[Top][All Lists]

[Date Prev][Date Next][Thread Prev][Thread Next][Date Index][Thread Index]

Re: [Bug-gnubg] gnubg defends poorly against outer primes

From: Øystein Johansen
Subject: Re: [Bug-gnubg] gnubg defends poorly against outer primes
Date: Wed, 26 Nov 2003 20:25:16 +0100
User-agent: Mozilla/5.0 (Windows; U; Windows NT 5.1; en-US; rv:1.2.1) Gecko/20021130

Misja Alma wrote:
I have a few questions about the training of gnubg. Perhaps one of you can
help me out?
In reply to my mail about gnubg's poor handling of outer primes, Øystein
wrote that it was extremely hard to train those positions. Why is that?
I have read the interesting article 'the gnubg training program' on the
internet, and I know some about neural nets myself, but I still don't
understand? If the problem is in the evaluating of benchmarks because
gnubg's rollouts are biased, why not let them be rolled out by Snowie? This
seems to handle them pretty well.

Hi again!

I'm sending you a link a mail from Joseph on this issue.

The post is about containment positions, but the same applies to outside prime positions.

Using Snowie to roll out positions have some major drawbacks. First of all the platform it's running on. Then it's not possible to automate the rollout process, since the rollouts must be performed from the GUI. It will be a hell of a work to make a program for doing these automatically from a program, and it will be a lot of work to set up all the positions manually since it will be an enourmous amount of positions. Then: How do we know that Snowie plays this correct. What if we train gnubg to make the same mistakes as Shitie^H^H^H^H^Hnowie? Then again I don't think many of the developers own a copy of Snowie so the availability for doing rollouts with Snowie won't be that high. I also think it will have a tast of shame if we use this approach.

I rather think an expert system trained network can work as a starting point. This will also be _very_ slow process, but I think it will be considerably better than than using Snowie.

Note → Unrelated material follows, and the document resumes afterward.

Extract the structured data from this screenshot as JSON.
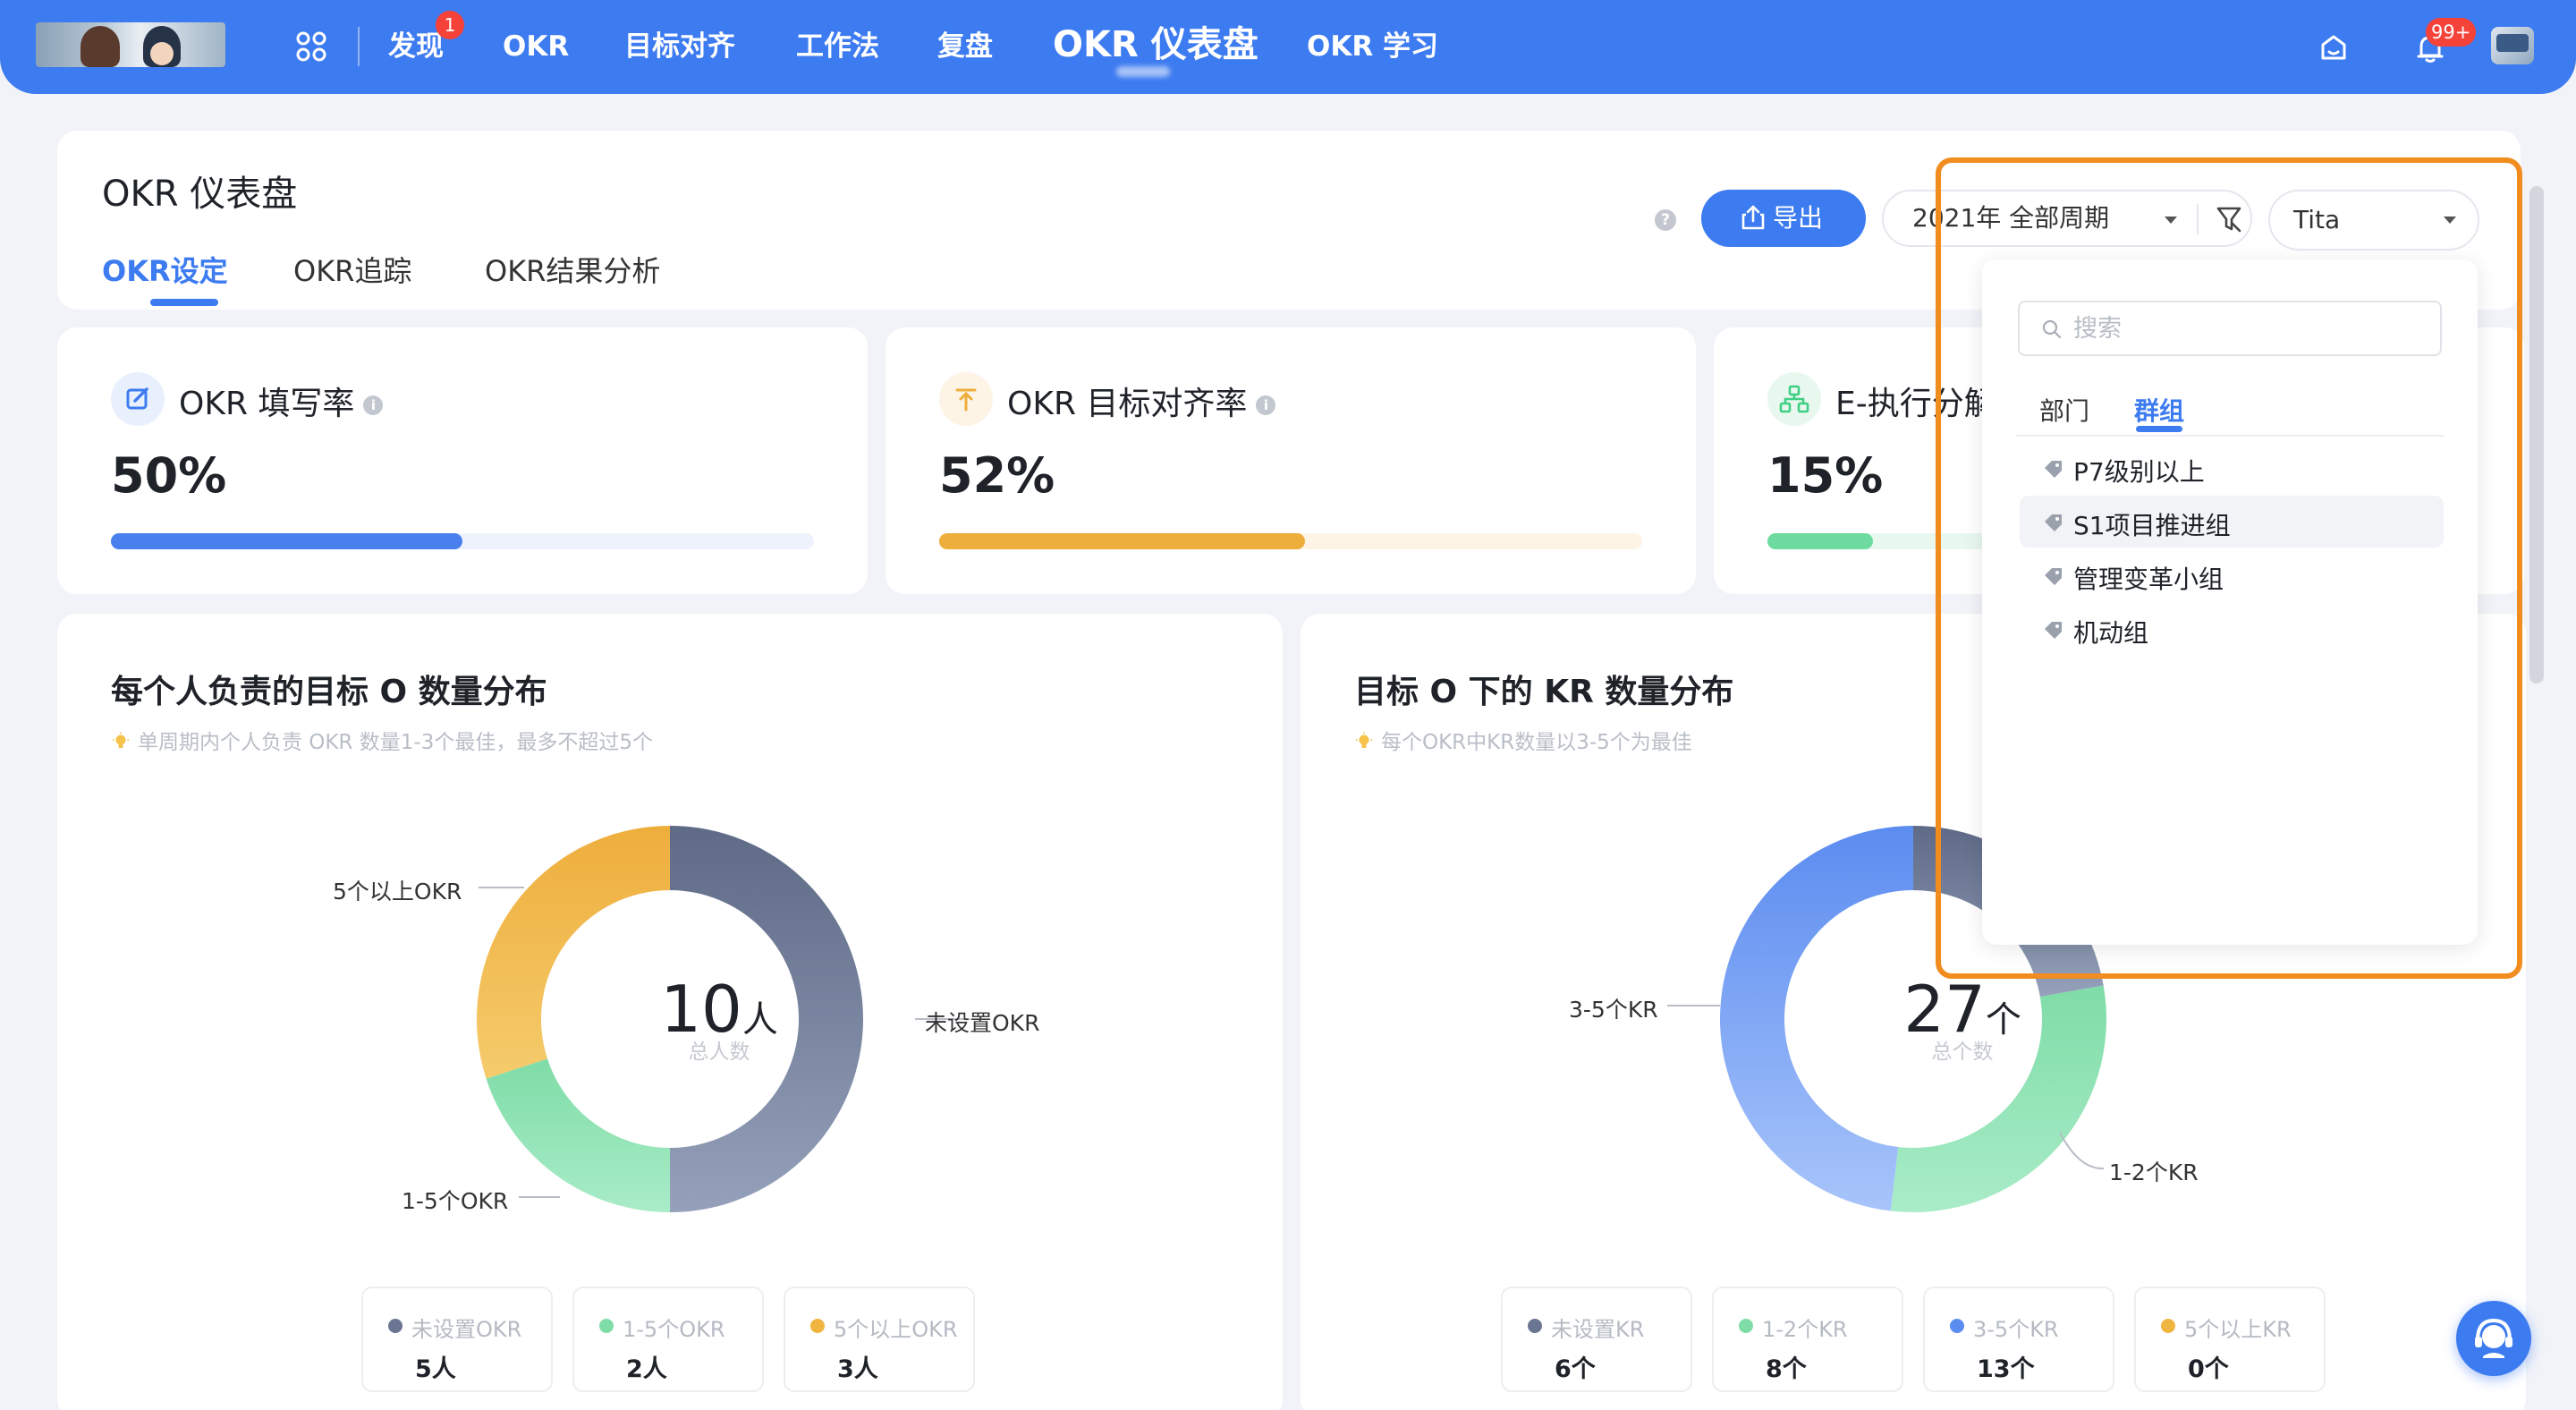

My other question is about the fact that gnubg uses three different neural
nets; the crashed net, the race net and the contact net. I can see how gnubg
knows when to use the race net, but how exactly does it know when to use the
crashed net and when the contact net? I could imagine there are some
borderline positions there.

It's a CRASHED position if a player have only 6 or less loose checkers to play, and the remaining checkers are crashed on the acepoint, duecepoint or borne off. From eval.c line 1925 ff.

    if( nBack + nOppBack > 22 ) {

      /* contact position */

      unsigned int const N = 6;
      unsigned int i;
      unsigned int side;

      for(side = 0; side < 2; ++side) {
        unsigned int tot = 0;

        const int* board = anBoard[side];

        for(i = 0;  i < 25; ++i) {
          tot += board[i];

        if( tot <= N ) {
          return CLASS_CRASHED;
        } else {
          if( board[0] > 1 ) {
            if( (tot - board[0]) <= N ) {
              return CLASS_CRASHED;
            } else {
if( board[1] > 1 && (1 + tot - (board[0] + board[1])) <= N ) {
                return CLASS_CRASHED;
          } else {
            if( ((int)tot - (board[1] - 1)) <= (int)N ) {
              return CLASS_CRASHED;

      return CLASS_CONTACT;
    else {
      /* Check if it's race or bearoff */


reply via email to

[Prev in Thread] Current Thread [Next in Thread]